Source data START

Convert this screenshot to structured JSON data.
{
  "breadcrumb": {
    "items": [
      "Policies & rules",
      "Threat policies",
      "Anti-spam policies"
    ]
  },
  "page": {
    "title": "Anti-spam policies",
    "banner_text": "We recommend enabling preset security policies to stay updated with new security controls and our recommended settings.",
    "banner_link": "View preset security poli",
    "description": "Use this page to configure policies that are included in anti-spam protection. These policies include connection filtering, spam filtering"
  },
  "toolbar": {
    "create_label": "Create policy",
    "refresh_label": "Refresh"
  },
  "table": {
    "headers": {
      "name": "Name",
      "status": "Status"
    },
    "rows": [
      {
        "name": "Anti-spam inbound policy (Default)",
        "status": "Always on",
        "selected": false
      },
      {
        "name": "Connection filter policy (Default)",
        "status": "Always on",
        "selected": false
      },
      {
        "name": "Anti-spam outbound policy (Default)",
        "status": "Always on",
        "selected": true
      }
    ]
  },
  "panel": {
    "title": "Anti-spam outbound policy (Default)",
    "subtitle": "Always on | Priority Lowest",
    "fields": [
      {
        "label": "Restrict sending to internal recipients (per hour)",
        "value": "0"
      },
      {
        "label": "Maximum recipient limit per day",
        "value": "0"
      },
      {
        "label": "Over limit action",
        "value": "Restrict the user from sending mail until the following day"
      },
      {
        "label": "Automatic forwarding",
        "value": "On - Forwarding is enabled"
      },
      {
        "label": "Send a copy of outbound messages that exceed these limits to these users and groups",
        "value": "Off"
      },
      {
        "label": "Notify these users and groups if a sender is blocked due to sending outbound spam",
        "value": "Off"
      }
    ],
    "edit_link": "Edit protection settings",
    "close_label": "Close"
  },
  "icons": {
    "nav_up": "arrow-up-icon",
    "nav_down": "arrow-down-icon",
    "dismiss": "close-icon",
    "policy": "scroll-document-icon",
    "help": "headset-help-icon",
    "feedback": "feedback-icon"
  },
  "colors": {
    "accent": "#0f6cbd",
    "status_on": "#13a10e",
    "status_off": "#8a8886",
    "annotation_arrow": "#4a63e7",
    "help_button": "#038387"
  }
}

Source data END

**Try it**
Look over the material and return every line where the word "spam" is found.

**Solution for this problem**
      "Anti-spam policies"
    "title": "Anti-spam policies",
    "description": "Use this page to configure policies that are included in anti-spam protection. These policies include connection filtering, spam filtering"
        "name": "Anti-spam inbound policy (Default)",
        "name": "Anti-spam outbound policy (Default)",
    "title": "Anti-spam outbound policy (Default)",
        "label": "Notify these users and groups if a sender is blocked due to sending outbound spam",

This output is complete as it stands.